• _The task_
Provide an exact reproduction of every entry.

• _Source records_
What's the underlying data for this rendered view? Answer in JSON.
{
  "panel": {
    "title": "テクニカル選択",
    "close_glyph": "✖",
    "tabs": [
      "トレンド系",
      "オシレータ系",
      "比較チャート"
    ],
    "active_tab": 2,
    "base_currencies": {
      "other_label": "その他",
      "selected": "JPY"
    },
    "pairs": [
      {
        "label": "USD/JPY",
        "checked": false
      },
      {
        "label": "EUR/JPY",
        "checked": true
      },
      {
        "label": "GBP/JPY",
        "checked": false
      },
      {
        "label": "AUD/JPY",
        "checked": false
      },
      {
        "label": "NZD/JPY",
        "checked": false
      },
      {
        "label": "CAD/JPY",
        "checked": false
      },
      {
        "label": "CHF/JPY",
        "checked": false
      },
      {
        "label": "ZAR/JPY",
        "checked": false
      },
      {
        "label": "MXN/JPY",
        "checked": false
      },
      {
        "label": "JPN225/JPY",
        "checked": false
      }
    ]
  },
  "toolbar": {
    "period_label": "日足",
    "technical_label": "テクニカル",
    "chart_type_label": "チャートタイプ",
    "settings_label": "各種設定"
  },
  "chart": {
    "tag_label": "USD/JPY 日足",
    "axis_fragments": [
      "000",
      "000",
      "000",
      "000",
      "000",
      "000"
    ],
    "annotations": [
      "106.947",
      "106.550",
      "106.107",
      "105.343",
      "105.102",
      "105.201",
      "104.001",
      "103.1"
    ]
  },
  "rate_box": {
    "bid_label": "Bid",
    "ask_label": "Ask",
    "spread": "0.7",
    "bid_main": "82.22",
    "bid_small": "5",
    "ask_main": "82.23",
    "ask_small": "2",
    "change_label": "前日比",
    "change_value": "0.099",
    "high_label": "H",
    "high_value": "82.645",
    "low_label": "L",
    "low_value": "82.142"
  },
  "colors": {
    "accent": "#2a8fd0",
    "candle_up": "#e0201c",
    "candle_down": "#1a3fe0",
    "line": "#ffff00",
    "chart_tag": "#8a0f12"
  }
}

• _Exercise response_
What's the underlying data for this rendered view? Answer in JSON.
{
  "panel": {
    "title": "テクニカル選択",
    "close_glyph": "✖",
    "tabs": [
      "トレンド系",
      "オシレータ系",
      "比較チャート"
    ],
    "active_tab": 2,
    "base_currencies": {
      "other_label": "その他",
      "selected": "JPY"
    },
    "pairs": [
      {
        "label": "USD/JPY",
        "checked": false
      },
      {
        "label": "EUR/JPY",
        "checked": true
      },
      {
        "label": "GBP/JPY",
        "checked": false
      },
      {
        "label": "AUD/JPY",
        "checked": false
      },
      {
        "label": "NZD/JPY",
        "checked": false
      },
      {
        "label": "CAD/JPY",
        "checked": false
      },
      {
        "label": "CHF/JPY",
        "checked": false
      },
      {
        "label": "ZAR/JPY",
        "checked": false
      },
      {
        "label": "MXN/JPY",
        "checked": false
      },
      {
        "label": "JPN225/JPY",
        "checked": false
      }
    ]
  },
  "toolbar": {
    "period_label": "日足",
    "technical_label": "テクニカル",
    "chart_type_label": "チャートタイプ",
    "settings_label": "各種設定"
  },
  "chart": {
    "tag_label": "USD/JPY 日足",
    "axis_fragments": [
      "000",
      "000",
      "000",
      "000",
      "000",
      "000"
    ],
    "annotations": [
      "106.947",
      "106.550",
      "106.107",
      "105.343",
      "105.102",
      "105.201",
      "104.001",
      "103.1"
    ]
  },
  "rate_box": {
    "bid_label": "Bid",
    "ask_label": "Ask",
    "spread": "0.7",
    "bid_main": "82.22",
    "bid_small": "5",
    "ask_main": "82.23",
    "ask_small": "2",
    "change_label": "前日比",
    "change_value": "0.099",
    "high_label": "H",
    "high_value": "82.645",
    "low_label": "L",
    "low_value": "82.142"
  },
  "colors": {
    "accent": "#2a8fd0",
    "candle_up": "#e0201c",
    "candle_down": "#1a3fe0",
    "line": "#ffff00",
    "chart_tag": "#8a0f12"
  }
}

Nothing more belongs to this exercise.